### GIVEN DATA:
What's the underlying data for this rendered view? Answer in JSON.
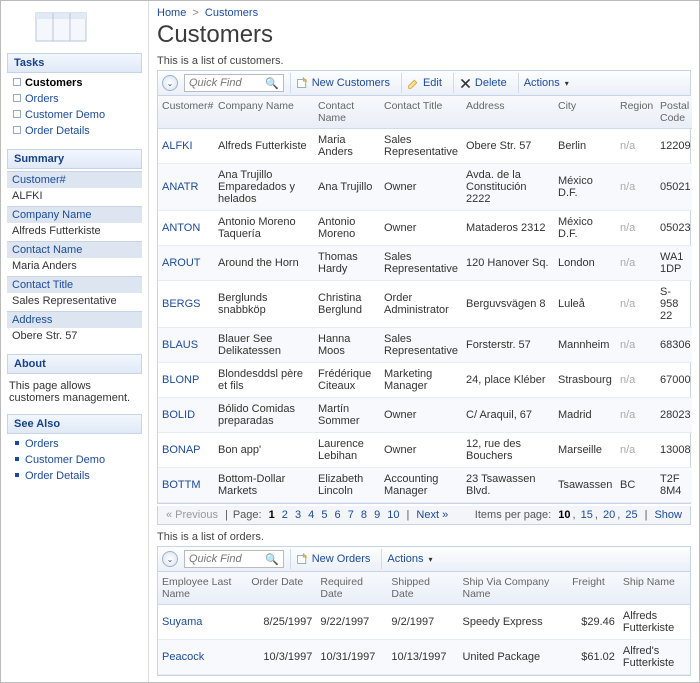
{
  "breadcrumb": {
    "home": "Home",
    "current": "Customers"
  },
  "page_title": "Customers",
  "sidebar": {
    "tasks_title": "Tasks",
    "tasks": [
      {
        "label": "Customers",
        "current": true
      },
      {
        "label": "Orders"
      },
      {
        "label": "Customer Demo"
      },
      {
        "label": "Order Details"
      }
    ],
    "summary_title": "Summary",
    "summary": [
      {
        "label": "Customer#",
        "value": "ALFKI"
      },
      {
        "label": "Company Name",
        "value": "Alfreds Futterkiste"
      },
      {
        "label": "Contact Name",
        "value": "Maria Anders"
      },
      {
        "label": "Contact Title",
        "value": "Sales Representative"
      },
      {
        "label": "Address",
        "value": "Obere Str. 57"
      }
    ],
    "about_title": "About",
    "about_text": "This page allows customers management.",
    "seealso_title": "See Also",
    "seealso": [
      {
        "label": "Orders"
      },
      {
        "label": "Customer Demo"
      },
      {
        "label": "Order Details"
      }
    ]
  },
  "customers": {
    "desc": "This is a list of customers.",
    "quickfind_placeholder": "Quick Find",
    "btn_new": "New Customers",
    "btn_edit": "Edit",
    "btn_delete": "Delete",
    "btn_actions": "Actions",
    "columns": [
      "Customer#",
      "Company Name",
      "Contact Name",
      "Contact Title",
      "Address",
      "City",
      "Region",
      "Postal Code"
    ],
    "rows": [
      {
        "id": "ALFKI",
        "company": "Alfreds Futterkiste",
        "contact": "Maria Anders",
        "title": "Sales Representative",
        "address": "Obere Str. 57",
        "city": "Berlin",
        "region": "n/a",
        "postal": "12209"
      },
      {
        "id": "ANATR",
        "company": "Ana Trujillo Emparedados y helados",
        "contact": "Ana Trujillo",
        "title": "Owner",
        "address": "Avda. de la Constitución 2222",
        "city": "México D.F.",
        "region": "n/a",
        "postal": "05021"
      },
      {
        "id": "ANTON",
        "company": "Antonio Moreno Taquería",
        "contact": "Antonio Moreno",
        "title": "Owner",
        "address": "Mataderos 2312",
        "city": "México D.F.",
        "region": "n/a",
        "postal": "05023"
      },
      {
        "id": "AROUT",
        "company": "Around the Horn",
        "contact": "Thomas Hardy",
        "title": "Sales Representative",
        "address": "120 Hanover Sq.",
        "city": "London",
        "region": "n/a",
        "postal": "WA1 1DP"
      },
      {
        "id": "BERGS",
        "company": "Berglunds snabbköp",
        "contact": "Christina Berglund",
        "title": "Order Administrator",
        "address": "Berguvsvägen 8",
        "city": "Luleå",
        "region": "n/a",
        "postal": "S-958 22"
      },
      {
        "id": "BLAUS",
        "company": "Blauer See Delikatessen",
        "contact": "Hanna Moos",
        "title": "Sales Representative",
        "address": "Forsterstr. 57",
        "city": "Mannheim",
        "region": "n/a",
        "postal": "68306"
      },
      {
        "id": "BLONP",
        "company": "Blondesddsl père et fils",
        "contact": "Frédérique Citeaux",
        "title": "Marketing Manager",
        "address": "24, place Kléber",
        "city": "Strasbourg",
        "region": "n/a",
        "postal": "67000"
      },
      {
        "id": "BOLID",
        "company": "Bólido Comidas preparadas",
        "contact": "Martín Sommer",
        "title": "Owner",
        "address": "C/ Araquil, 67",
        "city": "Madrid",
        "region": "n/a",
        "postal": "28023"
      },
      {
        "id": "BONAP",
        "company": "Bon app'",
        "contact": "Laurence Lebihan",
        "title": "Owner",
        "address": "12, rue des Bouchers",
        "city": "Marseille",
        "region": "n/a",
        "postal": "13008"
      },
      {
        "id": "BOTTM",
        "company": "Bottom-Dollar Markets",
        "contact": "Elizabeth Lincoln",
        "title": "Accounting Manager",
        "address": "23 Tsawassen Blvd.",
        "city": "Tsawassen",
        "region": "BC",
        "postal": "T2F 8M4"
      }
    ],
    "pager": {
      "prev": "« Previous",
      "page_label": "Page:",
      "pages": [
        "1",
        "2",
        "3",
        "4",
        "5",
        "6",
        "7",
        "8",
        "9",
        "10"
      ],
      "current_page": "1",
      "next": "Next »",
      "ipp_label": "Items per page:",
      "ipp_options": [
        "10",
        "15",
        "20",
        "25"
      ],
      "ipp_current": "10",
      "show_label": "Show"
    }
  },
  "orders": {
    "desc": "This is a list of orders.",
    "quickfind_placeholder": "Quick Find",
    "btn_new": "New Orders",
    "btn_actions": "Actions",
    "columns": [
      "Employee Last Name",
      "Order Date",
      "Required Date",
      "Shipped Date",
      "Ship Via Company Name",
      "Freight",
      "Ship Name"
    ],
    "rows": [
      {
        "emp": "Suyama",
        "order": "8/25/1997",
        "required": "9/22/1997",
        "shipped": "9/2/1997",
        "shipvia": "Speedy Express",
        "freight": "$29.46",
        "shipname": "Alfreds Futterkiste"
      },
      {
        "emp": "Peacock",
        "order": "10/3/1997",
        "required": "10/31/1997",
        "shipped": "10/13/1997",
        "shipvia": "United Package",
        "freight": "$61.02",
        "shipname": "Alfred's Futterkiste"
      }
    ]
  }
}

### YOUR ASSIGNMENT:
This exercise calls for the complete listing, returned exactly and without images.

### TASK OUTPUT:
What's the underlying data for this rendered view? Answer in JSON.
{
  "breadcrumb": {
    "home": "Home",
    "current": "Customers"
  },
  "page_title": "Customers",
  "sidebar": {
    "tasks_title": "Tasks",
    "tasks": [
      {
        "label": "Customers",
        "current": true
      },
      {
        "label": "Orders"
      },
      {
        "label": "Customer Demo"
      },
      {
        "label": "Order Details"
      }
    ],
    "summary_title": "Summary",
    "summary": [
      {
        "label": "Customer#",
        "value": "ALFKI"
      },
      {
        "label": "Company Name",
        "value": "Alfreds Futterkiste"
      },
      {
        "label": "Contact Name",
        "value": "Maria Anders"
      },
      {
        "label": "Contact Title",
        "value": "Sales Representative"
      },
      {
        "label": "Address",
        "value": "Obere Str. 57"
      }
    ],
    "about_title": "About",
    "about_text": "This page allows customers management.",
    "seealso_title": "See Also",
    "seealso": [
      {
        "label": "Orders"
      },
      {
        "label": "Customer Demo"
      },
      {
        "label": "Order Details"
      }
    ]
  },
  "customers": {
    "desc": "This is a list of customers.",
    "quickfind_placeholder": "Quick Find",
    "btn_new": "New Customers",
    "btn_edit": "Edit",
    "btn_delete": "Delete",
    "btn_actions": "Actions",
    "columns": [
      "Customer#",
      "Company Name",
      "Contact Name",
      "Contact Title",
      "Address",
      "City",
      "Region",
      "Postal Code"
    ],
    "rows": [
      {
        "id": "ALFKI",
        "company": "Alfreds Futterkiste",
        "contact": "Maria Anders",
        "title": "Sales Representative",
        "address": "Obere Str. 57",
        "city": "Berlin",
        "region": "n/a",
        "postal": "12209"
      },
      {
        "id": "ANATR",
        "company": "Ana Trujillo Emparedados y helados",
        "contact": "Ana Trujillo",
        "title": "Owner",
        "address": "Avda. de la Constitución 2222",
        "city": "México D.F.",
        "region": "n/a",
        "postal": "05021"
      },
      {
        "id": "ANTON",
        "company": "Antonio Moreno Taquería",
        "contact": "Antonio Moreno",
        "title": "Owner",
        "address": "Mataderos 2312",
        "city": "México D.F.",
        "region": "n/a",
        "postal": "05023"
      },
      {
        "id": "AROUT",
        "company": "Around the Horn",
        "contact": "Thomas Hardy",
        "title": "Sales Representative",
        "address": "120 Hanover Sq.",
        "city": "London",
        "region": "n/a",
        "postal": "WA1 1DP"
      },
      {
        "id": "BERGS",
        "company": "Berglunds snabbköp",
        "contact": "Christina Berglund",
        "title": "Order Administrator",
        "address": "Berguvsvägen 8",
        "city": "Luleå",
        "region": "n/a",
        "postal": "S-958 22"
      },
      {
        "id": "BLAUS",
        "company": "Blauer See Delikatessen",
        "contact": "Hanna Moos",
        "title": "Sales Representative",
        "address": "Forsterstr. 57",
        "city": "Mannheim",
        "region": "n/a",
        "postal": "68306"
      },
      {
        "id": "BLONP",
        "company": "Blondesddsl père et fils",
        "contact": "Frédérique Citeaux",
        "title": "Marketing Manager",
        "address": "24, place Kléber",
        "city": "Strasbourg",
        "region": "n/a",
        "postal": "67000"
      },
      {
        "id": "BOLID",
        "company": "Bólido Comidas preparadas",
        "contact": "Martín Sommer",
        "title": "Owner",
        "address": "C/ Araquil, 67",
        "city": "Madrid",
        "region": "n/a",
        "postal": "28023"
      },
      {
        "id": "BONAP",
        "company": "Bon app'",
        "contact": "Laurence Lebihan",
        "title": "Owner",
        "address": "12, rue des Bouchers",
        "city": "Marseille",
        "region": "n/a",
        "postal": "13008"
      },
      {
        "id": "BOTTM",
        "company": "Bottom-Dollar Markets",
        "contact": "Elizabeth Lincoln",
        "title": "Accounting Manager",
        "address": "23 Tsawassen Blvd.",
        "city": "Tsawassen",
        "region": "BC",
        "postal": "T2F 8M4"
      }
    ],
    "pager": {
      "prev": "« Previous",
      "page_label": "Page:",
      "pages": [
        "1",
        "2",
        "3",
        "4",
        "5",
        "6",
        "7",
        "8",
        "9",
        "10"
      ],
      "current_page": "1",
      "next": "Next »",
      "ipp_label": "Items per page:",
      "ipp_options": [
        "10",
        "15",
        "20",
        "25"
      ],
      "ipp_current": "10",
      "show_label": "Show"
    }
  },
  "orders": {
    "desc": "This is a list of orders.",
    "quickfind_placeholder": "Quick Find",
    "btn_new": "New Orders",
    "btn_actions": "Actions",
    "columns": [
      "Employee Last Name",
      "Order Date",
      "Required Date",
      "Shipped Date",
      "Ship Via Company Name",
      "Freight",
      "Ship Name"
    ],
    "rows": [
      {
        "emp": "Suyama",
        "order": "8/25/1997",
        "required": "9/22/1997",
        "shipped": "9/2/1997",
        "shipvia": "Speedy Express",
        "freight": "$29.46",
        "shipname": "Alfreds Futterkiste"
      },
      {
        "emp": "Peacock",
        "order": "10/3/1997",
        "required": "10/31/1997",
        "shipped": "10/13/1997",
        "shipvia": "United Package",
        "freight": "$61.02",
        "shipname": "Alfred's Futterkiste"
      }
    ]
  }
}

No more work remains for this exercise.